::: DATA SHOWN

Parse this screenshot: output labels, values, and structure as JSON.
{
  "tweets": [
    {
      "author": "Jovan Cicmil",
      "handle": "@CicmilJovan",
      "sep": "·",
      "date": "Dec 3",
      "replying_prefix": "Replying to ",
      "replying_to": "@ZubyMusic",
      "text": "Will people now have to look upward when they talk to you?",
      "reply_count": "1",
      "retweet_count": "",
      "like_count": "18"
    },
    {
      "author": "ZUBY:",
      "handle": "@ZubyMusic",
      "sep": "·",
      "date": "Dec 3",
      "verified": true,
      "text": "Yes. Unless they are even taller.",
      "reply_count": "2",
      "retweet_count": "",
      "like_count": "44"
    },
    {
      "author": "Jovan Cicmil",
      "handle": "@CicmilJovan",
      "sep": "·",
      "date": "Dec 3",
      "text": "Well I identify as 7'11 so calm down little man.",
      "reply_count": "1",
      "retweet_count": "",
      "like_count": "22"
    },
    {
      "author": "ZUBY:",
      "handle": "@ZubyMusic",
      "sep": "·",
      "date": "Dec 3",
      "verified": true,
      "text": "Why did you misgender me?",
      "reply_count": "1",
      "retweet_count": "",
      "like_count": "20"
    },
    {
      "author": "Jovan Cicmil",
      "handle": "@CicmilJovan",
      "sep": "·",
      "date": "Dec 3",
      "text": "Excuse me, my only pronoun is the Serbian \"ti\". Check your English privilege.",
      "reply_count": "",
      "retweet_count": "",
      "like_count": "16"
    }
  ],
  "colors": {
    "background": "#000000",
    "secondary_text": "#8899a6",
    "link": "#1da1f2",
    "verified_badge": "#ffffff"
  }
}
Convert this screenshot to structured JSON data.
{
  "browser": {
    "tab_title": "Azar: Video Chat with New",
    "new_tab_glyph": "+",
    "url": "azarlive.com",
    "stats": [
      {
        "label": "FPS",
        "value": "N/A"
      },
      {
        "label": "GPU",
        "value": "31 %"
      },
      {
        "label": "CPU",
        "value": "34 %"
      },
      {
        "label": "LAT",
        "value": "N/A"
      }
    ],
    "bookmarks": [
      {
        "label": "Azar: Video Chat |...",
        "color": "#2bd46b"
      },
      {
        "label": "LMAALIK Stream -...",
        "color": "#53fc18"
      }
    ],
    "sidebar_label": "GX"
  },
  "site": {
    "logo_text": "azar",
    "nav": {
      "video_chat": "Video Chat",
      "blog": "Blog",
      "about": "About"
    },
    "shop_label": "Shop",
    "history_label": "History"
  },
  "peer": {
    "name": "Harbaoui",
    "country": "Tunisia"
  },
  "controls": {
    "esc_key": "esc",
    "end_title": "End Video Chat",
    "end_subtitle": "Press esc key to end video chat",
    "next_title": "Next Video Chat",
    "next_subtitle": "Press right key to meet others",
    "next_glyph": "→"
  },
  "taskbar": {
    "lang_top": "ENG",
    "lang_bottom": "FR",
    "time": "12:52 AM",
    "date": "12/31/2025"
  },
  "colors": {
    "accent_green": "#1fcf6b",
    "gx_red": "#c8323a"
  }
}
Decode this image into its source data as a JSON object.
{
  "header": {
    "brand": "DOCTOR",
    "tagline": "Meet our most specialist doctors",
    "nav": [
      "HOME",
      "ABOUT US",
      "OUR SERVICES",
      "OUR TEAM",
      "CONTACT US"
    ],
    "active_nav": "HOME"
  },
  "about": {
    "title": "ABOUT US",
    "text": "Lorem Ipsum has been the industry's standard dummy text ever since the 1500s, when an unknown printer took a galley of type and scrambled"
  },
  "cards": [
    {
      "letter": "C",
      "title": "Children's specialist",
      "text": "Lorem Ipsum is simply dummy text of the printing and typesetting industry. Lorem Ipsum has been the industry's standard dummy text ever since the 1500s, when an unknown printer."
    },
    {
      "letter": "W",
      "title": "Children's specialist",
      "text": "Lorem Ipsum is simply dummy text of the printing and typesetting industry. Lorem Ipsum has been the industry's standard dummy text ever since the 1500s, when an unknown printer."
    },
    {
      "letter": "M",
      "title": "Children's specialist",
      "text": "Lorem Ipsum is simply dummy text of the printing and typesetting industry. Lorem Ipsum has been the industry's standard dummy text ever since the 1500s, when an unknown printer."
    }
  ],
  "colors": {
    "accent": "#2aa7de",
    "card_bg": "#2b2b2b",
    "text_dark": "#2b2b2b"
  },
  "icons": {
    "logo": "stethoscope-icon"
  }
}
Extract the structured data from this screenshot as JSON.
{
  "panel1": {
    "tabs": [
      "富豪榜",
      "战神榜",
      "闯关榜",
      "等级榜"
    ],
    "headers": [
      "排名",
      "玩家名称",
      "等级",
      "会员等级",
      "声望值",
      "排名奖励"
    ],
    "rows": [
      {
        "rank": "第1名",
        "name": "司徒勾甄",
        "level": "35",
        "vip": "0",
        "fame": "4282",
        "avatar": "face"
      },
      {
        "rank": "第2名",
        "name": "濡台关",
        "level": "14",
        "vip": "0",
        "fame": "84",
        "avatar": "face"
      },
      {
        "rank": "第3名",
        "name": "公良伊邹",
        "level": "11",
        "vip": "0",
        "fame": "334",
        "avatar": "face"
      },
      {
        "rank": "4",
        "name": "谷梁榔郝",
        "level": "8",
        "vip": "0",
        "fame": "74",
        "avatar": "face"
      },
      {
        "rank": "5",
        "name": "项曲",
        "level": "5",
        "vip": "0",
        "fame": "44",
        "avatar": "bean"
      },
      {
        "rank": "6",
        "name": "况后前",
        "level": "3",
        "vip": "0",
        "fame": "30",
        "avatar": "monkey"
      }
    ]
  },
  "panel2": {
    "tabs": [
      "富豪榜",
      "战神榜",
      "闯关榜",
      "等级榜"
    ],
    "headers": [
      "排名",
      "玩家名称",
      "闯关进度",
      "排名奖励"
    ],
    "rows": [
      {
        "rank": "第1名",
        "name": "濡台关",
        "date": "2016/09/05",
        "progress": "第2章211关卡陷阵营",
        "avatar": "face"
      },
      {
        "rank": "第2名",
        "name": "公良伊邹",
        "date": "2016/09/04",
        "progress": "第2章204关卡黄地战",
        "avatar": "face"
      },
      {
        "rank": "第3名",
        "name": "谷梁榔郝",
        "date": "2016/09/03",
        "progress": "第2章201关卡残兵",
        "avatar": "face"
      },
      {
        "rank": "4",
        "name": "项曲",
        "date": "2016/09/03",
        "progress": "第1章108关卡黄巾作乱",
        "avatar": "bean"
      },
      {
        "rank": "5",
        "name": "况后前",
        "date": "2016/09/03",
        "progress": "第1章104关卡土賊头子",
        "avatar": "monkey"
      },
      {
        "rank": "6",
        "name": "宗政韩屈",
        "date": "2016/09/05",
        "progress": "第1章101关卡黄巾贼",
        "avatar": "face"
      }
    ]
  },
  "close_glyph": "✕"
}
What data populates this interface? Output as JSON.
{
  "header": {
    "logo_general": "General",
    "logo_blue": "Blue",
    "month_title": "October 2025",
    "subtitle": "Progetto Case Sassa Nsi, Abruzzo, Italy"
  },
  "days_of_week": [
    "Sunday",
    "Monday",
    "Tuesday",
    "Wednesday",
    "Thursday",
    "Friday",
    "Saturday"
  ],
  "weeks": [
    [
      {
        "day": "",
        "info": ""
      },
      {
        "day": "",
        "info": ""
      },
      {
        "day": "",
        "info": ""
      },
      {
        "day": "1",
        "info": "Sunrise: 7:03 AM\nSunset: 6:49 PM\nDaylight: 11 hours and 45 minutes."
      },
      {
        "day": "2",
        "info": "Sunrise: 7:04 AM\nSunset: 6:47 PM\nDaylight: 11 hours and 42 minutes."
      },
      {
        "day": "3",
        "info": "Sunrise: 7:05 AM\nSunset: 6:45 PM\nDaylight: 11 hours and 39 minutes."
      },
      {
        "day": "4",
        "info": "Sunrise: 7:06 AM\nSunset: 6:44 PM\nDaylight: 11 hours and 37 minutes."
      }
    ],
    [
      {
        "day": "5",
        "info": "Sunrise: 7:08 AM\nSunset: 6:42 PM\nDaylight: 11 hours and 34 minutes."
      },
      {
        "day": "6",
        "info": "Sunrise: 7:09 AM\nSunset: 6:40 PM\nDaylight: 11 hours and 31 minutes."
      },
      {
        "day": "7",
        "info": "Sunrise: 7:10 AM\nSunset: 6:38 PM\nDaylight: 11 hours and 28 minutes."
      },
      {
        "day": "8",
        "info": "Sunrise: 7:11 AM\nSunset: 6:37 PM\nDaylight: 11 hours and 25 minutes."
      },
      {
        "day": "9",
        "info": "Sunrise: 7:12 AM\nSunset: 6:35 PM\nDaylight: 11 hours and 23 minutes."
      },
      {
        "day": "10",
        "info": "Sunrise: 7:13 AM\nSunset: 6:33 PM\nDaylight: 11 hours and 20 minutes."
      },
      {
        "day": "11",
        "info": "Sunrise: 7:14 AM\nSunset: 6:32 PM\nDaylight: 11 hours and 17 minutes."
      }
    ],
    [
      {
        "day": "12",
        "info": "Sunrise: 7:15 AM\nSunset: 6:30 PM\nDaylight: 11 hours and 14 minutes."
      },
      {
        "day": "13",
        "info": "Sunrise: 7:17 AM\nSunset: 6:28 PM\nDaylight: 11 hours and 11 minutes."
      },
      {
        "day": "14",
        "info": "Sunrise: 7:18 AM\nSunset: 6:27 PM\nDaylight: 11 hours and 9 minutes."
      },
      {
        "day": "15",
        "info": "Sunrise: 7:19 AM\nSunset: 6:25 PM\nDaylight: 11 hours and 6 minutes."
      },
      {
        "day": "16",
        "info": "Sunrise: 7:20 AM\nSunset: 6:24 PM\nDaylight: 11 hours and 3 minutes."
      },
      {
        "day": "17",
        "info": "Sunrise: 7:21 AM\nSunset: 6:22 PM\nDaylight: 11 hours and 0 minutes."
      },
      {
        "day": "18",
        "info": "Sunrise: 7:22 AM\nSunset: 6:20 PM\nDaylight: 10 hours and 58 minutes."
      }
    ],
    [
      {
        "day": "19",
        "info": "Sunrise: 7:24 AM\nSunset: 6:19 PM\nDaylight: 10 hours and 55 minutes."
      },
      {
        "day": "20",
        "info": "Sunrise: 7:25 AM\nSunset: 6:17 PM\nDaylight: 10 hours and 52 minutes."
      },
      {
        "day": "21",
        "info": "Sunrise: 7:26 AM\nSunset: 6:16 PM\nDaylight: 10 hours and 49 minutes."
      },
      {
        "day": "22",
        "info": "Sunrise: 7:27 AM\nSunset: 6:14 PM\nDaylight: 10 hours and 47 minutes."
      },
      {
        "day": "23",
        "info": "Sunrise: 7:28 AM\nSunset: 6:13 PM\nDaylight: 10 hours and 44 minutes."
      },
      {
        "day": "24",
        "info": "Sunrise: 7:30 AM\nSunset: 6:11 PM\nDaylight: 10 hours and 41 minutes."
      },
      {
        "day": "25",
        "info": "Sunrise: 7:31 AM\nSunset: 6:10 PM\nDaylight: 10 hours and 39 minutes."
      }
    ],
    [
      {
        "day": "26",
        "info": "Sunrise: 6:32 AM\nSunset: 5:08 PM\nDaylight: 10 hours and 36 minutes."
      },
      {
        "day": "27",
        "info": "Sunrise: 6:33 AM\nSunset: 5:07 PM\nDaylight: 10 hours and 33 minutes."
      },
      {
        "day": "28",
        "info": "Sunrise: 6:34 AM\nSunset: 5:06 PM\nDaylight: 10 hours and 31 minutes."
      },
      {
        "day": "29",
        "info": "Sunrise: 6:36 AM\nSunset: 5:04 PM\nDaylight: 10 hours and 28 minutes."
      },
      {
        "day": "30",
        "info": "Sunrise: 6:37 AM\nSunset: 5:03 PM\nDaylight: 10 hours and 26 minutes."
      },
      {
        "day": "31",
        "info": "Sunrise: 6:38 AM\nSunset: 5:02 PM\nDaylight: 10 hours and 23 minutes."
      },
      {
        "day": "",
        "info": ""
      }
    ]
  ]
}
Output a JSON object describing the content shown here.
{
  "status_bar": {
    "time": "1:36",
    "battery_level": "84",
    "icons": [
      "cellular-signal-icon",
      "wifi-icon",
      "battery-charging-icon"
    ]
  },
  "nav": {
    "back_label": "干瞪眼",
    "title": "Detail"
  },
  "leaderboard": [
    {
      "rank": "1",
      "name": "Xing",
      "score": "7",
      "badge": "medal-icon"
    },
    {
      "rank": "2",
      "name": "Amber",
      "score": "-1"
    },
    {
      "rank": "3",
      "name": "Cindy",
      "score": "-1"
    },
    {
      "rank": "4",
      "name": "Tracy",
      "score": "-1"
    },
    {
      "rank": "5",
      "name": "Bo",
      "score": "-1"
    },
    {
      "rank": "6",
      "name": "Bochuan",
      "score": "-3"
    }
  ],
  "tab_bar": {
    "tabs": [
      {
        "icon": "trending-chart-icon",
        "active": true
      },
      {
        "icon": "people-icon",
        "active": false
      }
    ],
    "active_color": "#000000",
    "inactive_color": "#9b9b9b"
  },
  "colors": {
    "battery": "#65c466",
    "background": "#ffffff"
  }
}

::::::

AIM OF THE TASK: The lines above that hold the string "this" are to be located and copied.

RESPONSE AREA:
Parse this screenshot: output labels, values, and structure as JSON.
Convert this screenshot to structured JSON data.
Decode this image into its source data as a JSON object.
Extract the structured data from this screenshot as JSON.
What data populates this interface? Output as JSON.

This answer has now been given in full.